The valves can be alternated in a rhythmic fashion, similar in concept to the key clicks on a saxophone or flute. This technique is more viable with the piston valve, as its increased mass and throw create a larger variety of sounds than the rotor. In a similar fashion, the slides can be pushed or pulled in rhythm, but this is not an effective technique. It is available to the intrepid composer, nonetheless.
The performer can also make a sudden squeaking sound by placing their palm flat against the bell or other appreciably flat portion of the instrument, and quickly pulling the hand down. This can be an inconsistent technique, however, and may also be painful to some performers.

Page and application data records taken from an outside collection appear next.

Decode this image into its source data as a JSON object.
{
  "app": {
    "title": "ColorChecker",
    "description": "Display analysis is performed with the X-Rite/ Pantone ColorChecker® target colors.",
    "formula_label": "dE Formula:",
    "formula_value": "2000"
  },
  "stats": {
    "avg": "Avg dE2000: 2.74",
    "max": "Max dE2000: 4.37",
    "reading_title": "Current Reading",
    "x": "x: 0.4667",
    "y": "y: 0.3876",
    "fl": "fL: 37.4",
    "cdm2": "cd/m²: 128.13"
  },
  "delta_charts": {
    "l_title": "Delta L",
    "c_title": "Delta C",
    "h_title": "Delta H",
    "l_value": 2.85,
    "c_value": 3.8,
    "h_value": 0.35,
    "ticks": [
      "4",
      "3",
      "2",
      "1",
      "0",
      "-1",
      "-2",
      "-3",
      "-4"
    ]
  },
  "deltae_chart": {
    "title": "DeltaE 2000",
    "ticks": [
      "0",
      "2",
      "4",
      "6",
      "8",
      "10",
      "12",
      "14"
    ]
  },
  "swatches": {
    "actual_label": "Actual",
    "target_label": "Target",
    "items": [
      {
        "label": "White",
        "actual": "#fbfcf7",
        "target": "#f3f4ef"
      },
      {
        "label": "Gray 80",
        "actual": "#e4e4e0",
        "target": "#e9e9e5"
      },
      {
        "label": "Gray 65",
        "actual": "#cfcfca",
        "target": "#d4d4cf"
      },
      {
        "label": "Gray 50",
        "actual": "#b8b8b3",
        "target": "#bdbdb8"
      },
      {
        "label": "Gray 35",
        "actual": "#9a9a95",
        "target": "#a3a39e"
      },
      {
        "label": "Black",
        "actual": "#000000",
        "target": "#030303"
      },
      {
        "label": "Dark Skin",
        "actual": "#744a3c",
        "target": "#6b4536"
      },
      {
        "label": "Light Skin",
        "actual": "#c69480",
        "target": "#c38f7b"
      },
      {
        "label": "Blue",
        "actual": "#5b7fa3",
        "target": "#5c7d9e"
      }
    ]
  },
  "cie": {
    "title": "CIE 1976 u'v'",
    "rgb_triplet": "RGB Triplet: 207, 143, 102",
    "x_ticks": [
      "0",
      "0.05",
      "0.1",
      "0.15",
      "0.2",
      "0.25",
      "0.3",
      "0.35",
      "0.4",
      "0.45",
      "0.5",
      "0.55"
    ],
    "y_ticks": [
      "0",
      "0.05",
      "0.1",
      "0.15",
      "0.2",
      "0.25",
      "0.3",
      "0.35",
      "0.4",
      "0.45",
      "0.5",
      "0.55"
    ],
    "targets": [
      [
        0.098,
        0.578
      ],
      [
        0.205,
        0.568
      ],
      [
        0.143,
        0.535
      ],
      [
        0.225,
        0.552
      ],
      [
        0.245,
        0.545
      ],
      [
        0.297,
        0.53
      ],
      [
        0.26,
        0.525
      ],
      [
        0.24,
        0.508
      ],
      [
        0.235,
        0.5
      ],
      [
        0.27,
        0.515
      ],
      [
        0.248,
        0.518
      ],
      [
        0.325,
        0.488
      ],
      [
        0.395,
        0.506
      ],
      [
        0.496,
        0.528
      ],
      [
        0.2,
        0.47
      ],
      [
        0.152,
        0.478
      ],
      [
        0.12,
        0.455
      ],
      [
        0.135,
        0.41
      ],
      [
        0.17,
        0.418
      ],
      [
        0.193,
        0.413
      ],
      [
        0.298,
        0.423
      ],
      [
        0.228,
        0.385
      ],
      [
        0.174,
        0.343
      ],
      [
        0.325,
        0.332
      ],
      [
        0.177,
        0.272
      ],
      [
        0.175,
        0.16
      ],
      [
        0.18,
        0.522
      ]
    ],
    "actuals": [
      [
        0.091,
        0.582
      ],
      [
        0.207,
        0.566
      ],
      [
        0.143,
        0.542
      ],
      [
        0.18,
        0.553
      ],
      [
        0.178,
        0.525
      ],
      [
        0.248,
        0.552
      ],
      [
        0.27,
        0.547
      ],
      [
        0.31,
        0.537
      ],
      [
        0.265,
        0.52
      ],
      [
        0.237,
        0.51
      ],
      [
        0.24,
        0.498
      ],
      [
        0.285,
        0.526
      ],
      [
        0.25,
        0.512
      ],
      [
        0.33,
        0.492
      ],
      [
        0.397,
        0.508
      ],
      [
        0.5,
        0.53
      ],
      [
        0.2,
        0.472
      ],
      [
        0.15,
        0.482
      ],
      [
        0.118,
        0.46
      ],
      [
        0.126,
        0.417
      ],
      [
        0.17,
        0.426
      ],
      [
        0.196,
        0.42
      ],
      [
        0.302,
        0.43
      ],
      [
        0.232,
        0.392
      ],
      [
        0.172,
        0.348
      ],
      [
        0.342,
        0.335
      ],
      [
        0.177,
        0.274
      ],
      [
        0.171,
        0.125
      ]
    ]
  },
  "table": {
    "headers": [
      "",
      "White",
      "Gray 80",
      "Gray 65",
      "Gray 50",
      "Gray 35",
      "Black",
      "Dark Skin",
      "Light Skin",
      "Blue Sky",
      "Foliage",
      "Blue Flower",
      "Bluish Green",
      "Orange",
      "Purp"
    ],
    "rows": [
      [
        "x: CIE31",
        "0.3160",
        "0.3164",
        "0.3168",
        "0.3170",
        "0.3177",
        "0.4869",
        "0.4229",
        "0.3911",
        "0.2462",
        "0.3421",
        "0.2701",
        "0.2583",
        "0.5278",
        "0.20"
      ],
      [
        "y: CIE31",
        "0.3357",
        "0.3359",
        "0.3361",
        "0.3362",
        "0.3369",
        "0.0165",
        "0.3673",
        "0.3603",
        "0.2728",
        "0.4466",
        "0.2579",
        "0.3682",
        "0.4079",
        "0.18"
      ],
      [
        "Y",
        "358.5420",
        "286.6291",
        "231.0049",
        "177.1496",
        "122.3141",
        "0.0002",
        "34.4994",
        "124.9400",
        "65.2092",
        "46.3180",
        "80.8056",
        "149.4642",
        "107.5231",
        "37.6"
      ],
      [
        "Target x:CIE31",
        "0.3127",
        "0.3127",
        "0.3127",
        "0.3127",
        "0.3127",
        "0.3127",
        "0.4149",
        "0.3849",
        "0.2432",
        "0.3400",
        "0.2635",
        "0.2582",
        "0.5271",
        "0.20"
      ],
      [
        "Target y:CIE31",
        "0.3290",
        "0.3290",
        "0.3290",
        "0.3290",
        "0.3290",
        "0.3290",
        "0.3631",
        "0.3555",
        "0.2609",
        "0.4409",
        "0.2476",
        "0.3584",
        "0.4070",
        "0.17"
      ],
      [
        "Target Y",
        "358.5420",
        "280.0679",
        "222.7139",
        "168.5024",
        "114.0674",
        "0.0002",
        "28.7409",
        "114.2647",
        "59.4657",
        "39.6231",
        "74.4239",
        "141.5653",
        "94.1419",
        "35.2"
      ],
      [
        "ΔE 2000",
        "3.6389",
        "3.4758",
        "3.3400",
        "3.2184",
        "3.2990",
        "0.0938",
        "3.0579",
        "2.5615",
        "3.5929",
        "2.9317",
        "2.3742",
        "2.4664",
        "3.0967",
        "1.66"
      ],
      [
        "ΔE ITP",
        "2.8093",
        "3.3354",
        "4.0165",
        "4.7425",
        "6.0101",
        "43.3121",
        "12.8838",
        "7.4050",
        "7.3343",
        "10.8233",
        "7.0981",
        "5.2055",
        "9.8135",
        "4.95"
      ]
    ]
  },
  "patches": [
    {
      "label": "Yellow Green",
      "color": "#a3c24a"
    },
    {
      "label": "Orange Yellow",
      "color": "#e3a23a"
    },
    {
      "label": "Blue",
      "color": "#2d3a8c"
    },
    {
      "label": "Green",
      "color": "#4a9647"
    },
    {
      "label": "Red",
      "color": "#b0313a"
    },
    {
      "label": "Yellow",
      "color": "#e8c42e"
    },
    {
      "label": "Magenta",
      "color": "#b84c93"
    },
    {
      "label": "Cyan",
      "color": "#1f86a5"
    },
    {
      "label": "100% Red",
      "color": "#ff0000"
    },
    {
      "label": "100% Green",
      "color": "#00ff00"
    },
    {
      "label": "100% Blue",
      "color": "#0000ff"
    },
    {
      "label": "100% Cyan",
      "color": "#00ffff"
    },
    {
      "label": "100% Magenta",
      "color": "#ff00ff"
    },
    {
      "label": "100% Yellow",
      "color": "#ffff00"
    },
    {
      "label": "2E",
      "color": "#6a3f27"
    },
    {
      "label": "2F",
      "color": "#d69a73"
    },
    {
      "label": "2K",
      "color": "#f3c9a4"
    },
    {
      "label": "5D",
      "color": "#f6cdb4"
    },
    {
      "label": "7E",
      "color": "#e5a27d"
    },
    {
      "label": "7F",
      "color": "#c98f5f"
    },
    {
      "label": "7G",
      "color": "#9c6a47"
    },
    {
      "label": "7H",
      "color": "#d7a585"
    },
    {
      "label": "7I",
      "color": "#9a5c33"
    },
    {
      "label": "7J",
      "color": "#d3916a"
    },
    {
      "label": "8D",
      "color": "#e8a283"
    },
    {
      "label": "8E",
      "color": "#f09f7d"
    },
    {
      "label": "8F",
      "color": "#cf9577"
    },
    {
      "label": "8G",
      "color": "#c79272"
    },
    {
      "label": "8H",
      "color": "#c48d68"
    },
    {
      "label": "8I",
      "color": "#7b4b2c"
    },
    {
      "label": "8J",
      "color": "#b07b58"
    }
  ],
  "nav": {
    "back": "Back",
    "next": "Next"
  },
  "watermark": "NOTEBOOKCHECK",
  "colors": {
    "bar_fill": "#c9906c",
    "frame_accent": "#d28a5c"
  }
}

The number one rule of this technique is to never require the performer to do something that may feasibly damage the instrument. Some performers (such as the author of this guide) may be fine with creating a few tiny dents in the instrument while learning a work, but the majority of professional-level performers will find such small damage to be enough to cease the performance of the work. A few ways to prevent such damage is to use implements that have been wrapped in a soft material like foam or cloth, or to utilize spots like the bell rim that create loud sounds without damaging strength.
The use of the valves as a rhythmic sound-making device likewise can cause damage to the instrument. If done with enough force or improperly, this technique can seriously damage the components of both piston and rotary valves. It is still a viable technique, provided that proper care is taken to ensure that the demands of the composition don’t necessitate the kind of damaging gestures described above.
This technique is outside of the usual body of technical work that a tubist/euphonist learns to do on their instrument, and as such may be seen a very advanced technique. For those not specifically trained as new music specialists, it can be difficult to coordinate both the performance of the tuba/euphonium and the ancillary rhythmic activities. As such, caution is advised when utilizing this technique extensively.
This technique is best handled with the use of typical contemporary rhythmic notation. This may be applied to the traditional staff within the score or written on a separate staff or graphic score component. Additionally, the use of clear, precise text prompts to tell the performer what techniques to use is highly suggested. The provided example demonstrates two different kinds of rhythmic notation, both of which are suited for their respective techniques (bell and valve notation). It is also possible to notate these techniques with an alternate notehead, especially when mixed with standard notation. When utilized on its own and separate from buzzed materials (as in the example), common noteheads will suffice.
Intermediate to Professional
Works to consider (bolded titles are particularly representative examples of this technique)
Jonah and the Whale – Garth Knox
Tabula 51 – Kari Besharse